[TASK BRIEF]: Look through the data below and, wherever a line carries the word "label", please copy that line.

^^^^

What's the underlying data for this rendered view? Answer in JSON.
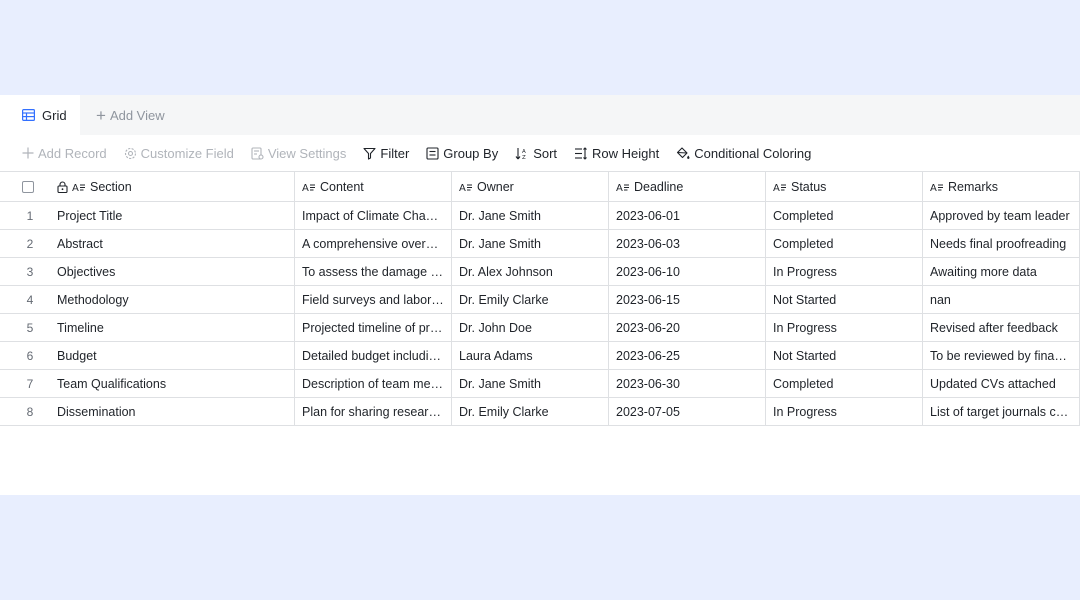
{
  "tabs": [
    {
      "label": "Grid"
    },
    {
      "label": "Add View"
    }
  ],
  "toolbar": {
    "add_record": "Add Record",
    "customize_field": "Customize Field",
    "view_settings": "View Settings",
    "filter": "Filter",
    "group_by": "Group By",
    "sort": "Sort",
    "row_height": "Row Height",
    "conditional_coloring": "Conditional Coloring"
  },
  "columns": [
    "Section",
    "Content",
    "Owner",
    "Deadline",
    "Status",
    "Remarks"
  ],
  "rows": [
    {
      "idx": "1",
      "section": "Project Title",
      "content": "Impact of Climate Change on Coastal Ecosystems",
      "owner": "Dr. Jane Smith",
      "deadline": "2023-06-01",
      "status": "Completed",
      "remarks": "Approved by team leader"
    },
    {
      "idx": "2",
      "section": "Abstract",
      "content": "A comprehensive overview of the research",
      "owner": "Dr. Jane Smith",
      "deadline": "2023-06-03",
      "status": "Completed",
      "remarks": "Needs final proofreading"
    },
    {
      "idx": "3",
      "section": "Objectives",
      "content": "To assess the damage to coastal habitats",
      "owner": "Dr. Alex Johnson",
      "deadline": "2023-06-10",
      "status": "In Progress",
      "remarks": "Awaiting more data"
    },
    {
      "idx": "4",
      "section": "Methodology",
      "content": "Field surveys and laboratory analysis",
      "owner": "Dr. Emily Clarke",
      "deadline": "2023-06-15",
      "status": "Not Started",
      "remarks": "nan"
    },
    {
      "idx": "5",
      "section": "Timeline",
      "content": "Projected timeline of project milestones",
      "owner": "Dr. John Doe",
      "deadline": "2023-06-20",
      "status": "In Progress",
      "remarks": "Revised after feedback"
    },
    {
      "idx": "6",
      "section": "Budget",
      "content": "Detailed budget including equipment costs",
      "owner": "Laura Adams",
      "deadline": "2023-06-25",
      "status": "Not Started",
      "remarks": "To be reviewed by finance team"
    },
    {
      "idx": "7",
      "section": "Team Qualifications",
      "content": "Description of team members' expertise",
      "owner": "Dr. Jane Smith",
      "deadline": "2023-06-30",
      "status": "Completed",
      "remarks": "Updated CVs attached"
    },
    {
      "idx": "8",
      "section": "Dissemination",
      "content": "Plan for sharing research findings",
      "owner": "Dr. Emily Clarke",
      "deadline": "2023-07-05",
      "status": "In Progress",
      "remarks": "List of target journals compiled"
    }
  ],
  "colors": {
    "page_bg": "#e8eefe",
    "accent": "#3370ff",
    "border": "#dee0e3",
    "disabled_text": "#b0b4ba"
  }
}
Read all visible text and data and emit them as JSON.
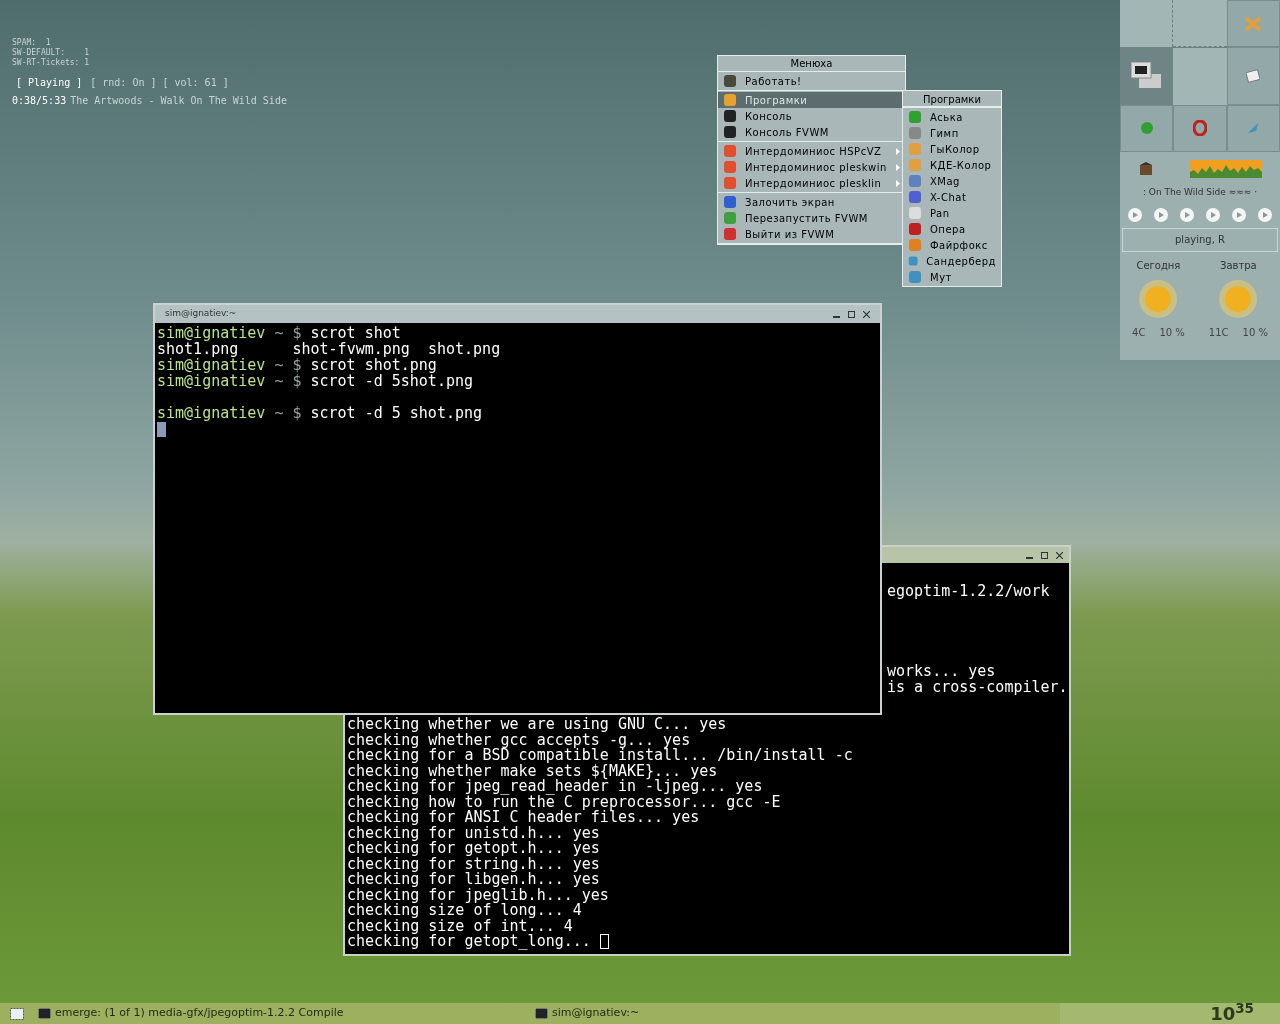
{
  "conky": {
    "lines": [
      "SPAM:  1",
      "SW-DEFAULT:    1",
      "SW-RT-Tickets: 1"
    ],
    "status": [
      "[ Playing ]",
      "[ rnd: On ] [ vol: 61 ]"
    ],
    "time": "0:38/5:33",
    "track": "The Artwoods - Walk On The Wild Side"
  },
  "menu": {
    "title": "Менюха",
    "groups": [
      [
        {
          "label": "Работать!",
          "selected": false,
          "submenu": false
        }
      ],
      [
        {
          "label": "Програмки",
          "selected": true,
          "submenu": false
        },
        {
          "label": "Консоль",
          "selected": false,
          "submenu": false
        },
        {
          "label": "Консоль FVWM",
          "selected": false,
          "submenu": false
        }
      ],
      [
        {
          "label": "Интердоминиос HSPcVZ",
          "selected": false,
          "submenu": true
        },
        {
          "label": "Интердоминиос pleskwin",
          "selected": false,
          "submenu": true
        },
        {
          "label": "Интердоминиос plesklin",
          "selected": false,
          "submenu": true
        }
      ],
      [
        {
          "label": "Залочить экран",
          "selected": false,
          "submenu": false
        },
        {
          "label": "Перезапустить FVWM",
          "selected": false,
          "submenu": false
        },
        {
          "label": "Выйти из FVWM",
          "selected": false,
          "submenu": false
        }
      ]
    ]
  },
  "submenu": {
    "title": "Програмки",
    "items": [
      "Аська",
      "Гимп",
      "ГыКолор",
      "КДЕ-Колор",
      "XMag",
      "X-Chat",
      "Pan",
      "Опера",
      "Файрфокс",
      "Сандерберд",
      "Мут"
    ]
  },
  "front_terminal": {
    "title": "sim@ignatiev:~",
    "lines": [
      {
        "kind": "prompt",
        "user": "sim@ignatiev",
        "path": "~ $",
        "command": "scrot shot"
      },
      {
        "kind": "output",
        "text": "shot1.png      shot-fvwm.png  shot.png"
      },
      {
        "kind": "prompt",
        "user": "sim@ignatiev",
        "path": "~ $",
        "command": "scrot shot.png"
      },
      {
        "kind": "prompt",
        "user": "sim@ignatiev",
        "path": "~ $",
        "command": "scrot -d 5shot.png"
      },
      {
        "kind": "blank"
      },
      {
        "kind": "prompt",
        "user": "sim@ignatiev",
        "path": "~ $",
        "command": "scrot -d 5 shot.png"
      },
      {
        "kind": "cursor"
      }
    ]
  },
  "back_terminal": {
    "fragment_groups": [
      [
        "egoptim-1.2.2/work"
      ],
      [
        "works... yes",
        "is a cross-compiler."
      ]
    ],
    "lines": [
      "checking whether we are using GNU C... yes",
      "checking whether gcc accepts -g... yes",
      "checking for a BSD compatible install... /bin/install -c",
      "checking whether make sets ${MAKE}... yes",
      "checking for jpeg_read_header in -ljpeg... yes",
      "checking how to run the C preprocessor... gcc -E",
      "checking for ANSI C header files... yes",
      "checking for unistd.h... yes",
      "checking for getopt.h... yes",
      "checking for string.h... yes",
      "checking for libgen.h... yes",
      "checking for jpeglib.h... yes",
      "checking size of long... 4",
      "checking size of int... 4",
      "checking for getopt_long... "
    ]
  },
  "panel": {
    "player_title": ": On The Wild Side ≈≈≈ ·",
    "player_status": "playing, R",
    "weather": [
      {
        "day": "Сегодня",
        "temp": "4C",
        "humidity": "10 %"
      },
      {
        "day": "Завтра",
        "temp": "11C",
        "humidity": "10 %"
      }
    ]
  },
  "taskbar": {
    "tasks": [
      "emerge: (1 of 1) media-gfx/jpegoptim-1.2.2 Compile",
      "sim@ignatiev:~"
    ],
    "clock": "10$^{35}$"
  }
}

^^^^

[ANSWER TO THE EXERCISE]:
      "label": "Grid"
      "label": "Add View"
          "label": "Работать!",
          "label": "Програмки",
          "label": "Консоль",
          "label": "Консоль FVWM",
          "label": "Интердоминиос HSPcVZ",
          "label": "Интердоминиос pleskwin",
          "label": "Интердоминиос plesklin",
          "label": "Залочить экран",
          "label": "Перезапустить FVWM",
          "label": "Выйти из FVWM",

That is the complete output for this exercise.